While 2020 seems far away, decisions being made this year by Congress and the Trump administration will determine whether the Census Bureau has the resources it needs to do the job well. And getting the census right is important to everyone.

  • Fair, proportionate voting representation in our democracy depends on valid census data. That’s why the census is required by the U.S. Constitution.

  • Federal agencies rely on census data to monitor discrimination and implement civil rights laws that protect voting rights, equal employment opportunity, and more.

  • Local leaders use census data to identify and address emerging needs for health care, education, housing, food and income security, rural access to broadband, and other services

The census is required by the U.S. Constitution, and Congress is responsible for making sure the job gets done right.
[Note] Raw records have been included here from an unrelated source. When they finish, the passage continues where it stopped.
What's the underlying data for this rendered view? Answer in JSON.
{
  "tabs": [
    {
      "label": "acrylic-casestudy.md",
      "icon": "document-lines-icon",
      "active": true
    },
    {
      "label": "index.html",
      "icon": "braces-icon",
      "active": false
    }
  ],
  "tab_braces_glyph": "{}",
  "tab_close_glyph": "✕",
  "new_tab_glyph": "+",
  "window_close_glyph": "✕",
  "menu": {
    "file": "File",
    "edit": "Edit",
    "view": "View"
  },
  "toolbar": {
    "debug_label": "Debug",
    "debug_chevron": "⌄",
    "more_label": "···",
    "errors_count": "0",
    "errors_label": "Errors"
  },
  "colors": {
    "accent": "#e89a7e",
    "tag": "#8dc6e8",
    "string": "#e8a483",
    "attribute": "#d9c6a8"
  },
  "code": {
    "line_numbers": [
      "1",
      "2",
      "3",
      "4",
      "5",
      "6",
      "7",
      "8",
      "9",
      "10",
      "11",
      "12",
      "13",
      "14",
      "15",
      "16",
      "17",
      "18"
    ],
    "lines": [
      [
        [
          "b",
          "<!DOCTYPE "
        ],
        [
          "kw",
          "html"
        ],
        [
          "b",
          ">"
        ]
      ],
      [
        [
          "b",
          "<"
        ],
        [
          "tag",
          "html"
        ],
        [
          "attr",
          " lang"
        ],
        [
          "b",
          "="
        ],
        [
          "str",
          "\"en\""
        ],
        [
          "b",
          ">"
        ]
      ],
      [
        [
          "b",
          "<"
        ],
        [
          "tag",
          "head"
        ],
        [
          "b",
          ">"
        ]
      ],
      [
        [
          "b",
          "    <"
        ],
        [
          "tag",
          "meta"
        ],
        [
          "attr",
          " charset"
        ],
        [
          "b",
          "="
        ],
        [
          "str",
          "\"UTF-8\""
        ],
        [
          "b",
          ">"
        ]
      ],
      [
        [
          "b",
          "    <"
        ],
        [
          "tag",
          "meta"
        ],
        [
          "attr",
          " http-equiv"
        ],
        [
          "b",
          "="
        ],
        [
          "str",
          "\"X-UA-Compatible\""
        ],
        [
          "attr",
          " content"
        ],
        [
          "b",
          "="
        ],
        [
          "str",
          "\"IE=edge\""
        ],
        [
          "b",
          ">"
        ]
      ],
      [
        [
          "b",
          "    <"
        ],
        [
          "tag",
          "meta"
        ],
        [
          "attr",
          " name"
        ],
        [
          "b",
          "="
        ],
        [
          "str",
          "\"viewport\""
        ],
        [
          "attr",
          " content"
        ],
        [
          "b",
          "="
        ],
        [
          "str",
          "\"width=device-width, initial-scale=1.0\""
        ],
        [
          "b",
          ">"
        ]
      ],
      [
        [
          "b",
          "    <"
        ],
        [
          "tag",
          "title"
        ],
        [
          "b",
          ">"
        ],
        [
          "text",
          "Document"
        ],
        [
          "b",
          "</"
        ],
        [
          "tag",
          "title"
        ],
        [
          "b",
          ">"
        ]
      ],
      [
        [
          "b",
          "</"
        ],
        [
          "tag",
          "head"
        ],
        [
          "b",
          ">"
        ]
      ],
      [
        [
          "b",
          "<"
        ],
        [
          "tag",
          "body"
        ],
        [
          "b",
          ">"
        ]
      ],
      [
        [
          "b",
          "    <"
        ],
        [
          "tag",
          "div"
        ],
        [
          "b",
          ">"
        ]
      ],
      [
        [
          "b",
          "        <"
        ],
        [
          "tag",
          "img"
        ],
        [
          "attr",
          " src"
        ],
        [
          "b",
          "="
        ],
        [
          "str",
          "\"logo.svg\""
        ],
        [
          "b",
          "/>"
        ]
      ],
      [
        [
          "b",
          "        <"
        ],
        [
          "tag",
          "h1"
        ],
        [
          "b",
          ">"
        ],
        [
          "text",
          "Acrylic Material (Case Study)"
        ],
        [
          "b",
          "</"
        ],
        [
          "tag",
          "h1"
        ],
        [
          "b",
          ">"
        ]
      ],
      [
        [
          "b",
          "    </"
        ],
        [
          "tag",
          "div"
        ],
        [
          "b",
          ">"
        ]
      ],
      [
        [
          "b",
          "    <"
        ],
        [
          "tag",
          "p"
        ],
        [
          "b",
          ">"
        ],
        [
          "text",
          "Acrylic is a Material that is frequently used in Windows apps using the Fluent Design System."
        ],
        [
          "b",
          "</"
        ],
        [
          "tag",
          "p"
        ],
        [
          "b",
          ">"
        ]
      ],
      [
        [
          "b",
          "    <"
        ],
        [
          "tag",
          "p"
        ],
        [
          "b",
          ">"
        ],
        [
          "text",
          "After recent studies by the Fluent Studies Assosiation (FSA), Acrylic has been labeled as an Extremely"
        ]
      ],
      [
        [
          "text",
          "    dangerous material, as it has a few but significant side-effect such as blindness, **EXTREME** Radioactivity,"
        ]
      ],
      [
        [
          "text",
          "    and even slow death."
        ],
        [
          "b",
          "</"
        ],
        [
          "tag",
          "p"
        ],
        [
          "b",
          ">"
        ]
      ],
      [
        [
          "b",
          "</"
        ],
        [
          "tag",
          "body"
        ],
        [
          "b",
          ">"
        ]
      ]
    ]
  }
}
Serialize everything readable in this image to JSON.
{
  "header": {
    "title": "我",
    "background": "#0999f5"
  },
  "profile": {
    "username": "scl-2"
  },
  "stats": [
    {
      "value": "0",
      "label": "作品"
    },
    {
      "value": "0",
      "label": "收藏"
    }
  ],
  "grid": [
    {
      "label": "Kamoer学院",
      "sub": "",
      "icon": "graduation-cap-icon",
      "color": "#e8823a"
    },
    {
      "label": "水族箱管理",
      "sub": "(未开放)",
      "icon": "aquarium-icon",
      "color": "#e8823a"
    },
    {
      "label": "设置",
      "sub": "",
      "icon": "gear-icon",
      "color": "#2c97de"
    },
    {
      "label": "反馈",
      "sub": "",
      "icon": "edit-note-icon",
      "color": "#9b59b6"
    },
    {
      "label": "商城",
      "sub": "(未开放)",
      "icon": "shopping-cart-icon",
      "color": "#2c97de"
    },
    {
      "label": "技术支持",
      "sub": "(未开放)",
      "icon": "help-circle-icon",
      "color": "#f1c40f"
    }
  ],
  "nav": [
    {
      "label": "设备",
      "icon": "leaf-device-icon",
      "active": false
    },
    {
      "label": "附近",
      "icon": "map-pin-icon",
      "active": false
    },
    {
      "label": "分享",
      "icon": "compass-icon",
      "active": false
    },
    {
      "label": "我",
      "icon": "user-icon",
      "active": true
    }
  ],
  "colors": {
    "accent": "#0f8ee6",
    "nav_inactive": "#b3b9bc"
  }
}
There aren’t any do-overs.

The Census Bureau is currently operating at last year’s funding levels, under a temporary measure that expires on April 27. But the agency needs a steady “ramp up” in funding to finish planning and start preparations for the 2020 Census. This isn’t unfamiliar news to members of Congress; funding for the decennial census traditionally increases significantly as we get closer to the census year.

As a result of Congress’ failure to allocate sufficient funds for the Census Bureau, there have been significant delays, cancellations, and cutbacks in census planning activities, including the testing of complex technological advancements. Just last year, the Bureau was forced to cancel three field tests for 2017 that would have allowed it to evaluate new, special methods for counting American Indian reservations and other sparsely populated and remote areas. A census operations test in Puerto Rico was also scrubbed.

The Census Bureau cannot afford to delay preparations any longer. The fate of equal representation for all communities rests on a fair and accurate count. Communities of color, urban and rural low-income households, immigrants, and young children are all at risk of being missed at disproportionately high rates.

As living situations across the country continue to become more complex, we must support the Census Bureau’s efforts to conduct rigorous tests — not hamstring an already challenging task with insufficient funding. So in addition to a funding increase, the Census Bureau must be exempt from the federal hiring freeze to start hiring workers soon for the 2018 End-to-End Census Test, which serves as a “dress rehearsal” for the 2020 Census.

While a cost-effective census is a praiseworthy goal, saving money cannot come at the expense of an inclusive census that accurately reflects our population. Being undercounted deprives already vulnerable communities of fair representation and vital resources.

So Congress has two options: invest now in robust development of modern, cost-effective methods, or pay a lot more later for outdated operations that might not get the job done. Let’s hope lawmakers make the right decision.

Wade Henderson is president and CEO of The Leadership Conference on Civil and Human Rights.


The views of contributors are their own and not the views of The Hill.